The knowledge that big mountains and big adventures are just an hour or two away is still sinking in. Living in Lincolnshire, a visit to Torridon with James simply could not be a spur-of-the-moment decision. It required planning and schedule wrangling and would happen once a year or so if we were lucky. And the kind of walks that Hannah and I can do at weekends have most certainly seen a big upgrade, too. I am keen to help her develop her confidence as a hillwalker. That was hard to do when the most ambitious hills we could reach in a day were the Lincolnshire Wolds.

Spring is slow to unfurl this year, but a sense is beginning to unfurl with it that this is a place of greater and more frequent opportunities. In terms of getting outside and doing fun stuff, anyway. Long term this can only result in better fitness, more work (and more profitable work) for me, better mountain confidence for Hannah, and an even happier marriage as we enjoy these adventures together. I also can't wait to spend more quality hill time with James and Nicole – as well as the many friends and colleagues who live not too far away.

What of the house itself? It's on a farm, which means views into the cow shed from several of the windows, and Hannah is obsessed by the cows' antics. It also means countless swallows by day and bats by night. The house is much larger than where we were living before, too. Instead of us both sharing a single cramped study, we now have a study apiece, and they're each about double the size of the old one. Hannah needs a lot of space for craft supplies and stock, and I've been able to make more room for my growing collection of books and notebooks. I've also installed a cabinet for my cameras.

Perhaps best of all? The workshop! Yes, there is a large workshop across the yard, and it's all ours. I'm currently using it for storage and for drying tents, but in the near future it will be a bike garage and tinkering space. Plus maybe a darkroom if I ever get my act together and learn how to develop and scan my own film.

I am still learning about how this spell of living in Scotland is different to last time, and will have more to write about this elsewhere. But for now it feels like a real fresh start. I can't wait for a summer of adventure.

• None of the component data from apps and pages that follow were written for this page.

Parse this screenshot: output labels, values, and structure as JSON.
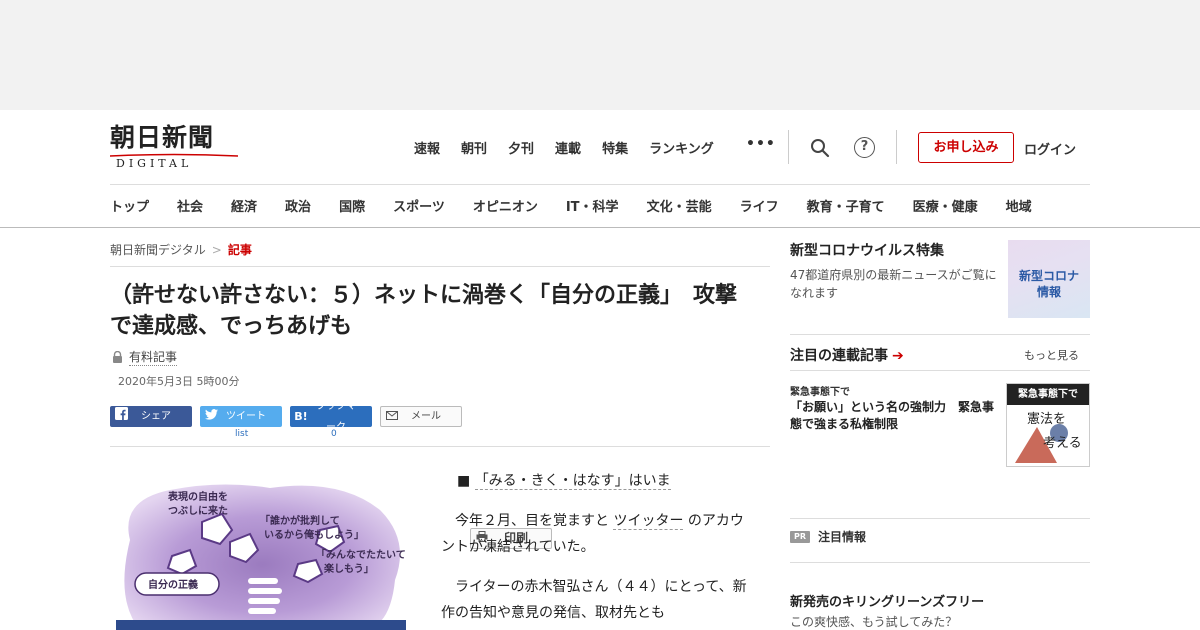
{
  "site": {
    "logo_jp": "朝日新聞",
    "logo_en": "DIGITAL"
  },
  "topnav": {
    "items": [
      "速報",
      "朝刊",
      "夕刊",
      "連載",
      "特集",
      "ランキング"
    ],
    "more": "•••",
    "subscribe_label": "お申し込み",
    "login_label": "ログイン",
    "help_glyph": "?"
  },
  "catnav": {
    "items": [
      "トップ",
      "社会",
      "経済",
      "政治",
      "国際",
      "スポーツ",
      "オピニオン",
      "IT・科学",
      "文化・芸能",
      "ライフ",
      "教育・子育て",
      "医療・健康",
      "地域"
    ]
  },
  "breadcrumb": {
    "home": "朝日新聞デジタル",
    "sep": ">",
    "current": "記事"
  },
  "article": {
    "title": "（許せない許さない：５）ネットに渦巻く「自分の正義」　攻撃で達成感、でっちあげも",
    "paid_label": "有料記事",
    "date": "2020年5月3日 5時00分",
    "share": {
      "facebook": "シェア",
      "twitter": "ツイート",
      "twitter_count": "list",
      "hatena_icon": "B!",
      "hatena": "ブックマーク",
      "hatena_count": "0",
      "mail": "メール",
      "print": "印刷"
    },
    "subheading_mark": "■",
    "subheading": "「みる・きく・はなす」はいま",
    "p1_a": "今年２月、目を覚ますと",
    "p1_link": "ツイッター",
    "p1_b": "のアカウントが凍結されていた。",
    "p2": "ライターの赤木智弘さん（４４）にとって、新作の告知や意見の発信、取材先とも"
  },
  "illustration": {
    "labels": [
      "表現の自由を",
      "つぶしに来た",
      "「誰かが批判して",
      "いるから俺もしよう」",
      "「みんなでたたいて",
      "楽しもう」",
      "自分の正義"
    ]
  },
  "sidebar": {
    "corona_title": "新型コロナウイルス特集",
    "corona_desc": "47都道府県別の最新ニュースがご覧になれます",
    "corona_thumb": [
      "新型コロナ",
      "情報"
    ],
    "series_title": "注目の連載記事",
    "series_arrow": "➔",
    "more": "もっと見る",
    "series_sub": "緊急事態下で",
    "series_head": "「お願い」という名の強制力　緊急事態で強まる私権制限",
    "series_thumb_bar": "緊急事態下で",
    "series_thumb_text": [
      "憲法を",
      "考える"
    ],
    "pr_badge": "PR",
    "pr_label": "注目情報",
    "ad_title": "新発売のキリングリーンズフリー",
    "ad_desc": "この爽快感、もう試してみた？"
  }
}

Oh, and please support Hannah's business, Hannah's Craft Cottage! She works hard making some incredible hand-crafted items, and since moving here she has aleady made an appearance at numerous craft fairs and is getting her stock into local shops. But the best place to buy her stuff is online. You can also follow her on Instagram @hannah.roddie.

NotesScotland

Alex Roddie

Happiest on a mountain. Writer, story-wrangler, digital and film photographer. Editor of Sidetracked magazine (I make the words come out good).

Comments


Related Posts

Members Public

'Embracing constraints taught me to love them'

Tip of the hat to The Cramped, one of my favourite blogs, which pointed me in the direction of this fascinating piece: 'A tale from “ye olden days” of graphic design that taught me to love and embrace constraints'. This post from Mike Rohde is a look back

'Embracing constraints taught me to love them'
Members Public

Highs and lows from a winter of outdoor gear testing: spooky summit camps, exploding stoves, and more

Now that a long winter here in Scotland has finally come to an end, it's time for me to look back on the highlights of my season. Regular readers will know that I have been on the team at The Great Outdoors testing and reviewing equipment for some

Highs and lows from a winter of outdoor gear testing: spooky summit camps, exploding stoves, and more
Members Public

Seek the mayglow while you can, for it is fleeting

May has long been one of my favourite months of the year, but it's not all about Scottish Alpine spring, as you might expect from a mountaineer based in Scotland. One of the things I have learnt about myself is that I need more from nature than mountains.

Seek the mayglow while you can, for it is fleeting

Mastodon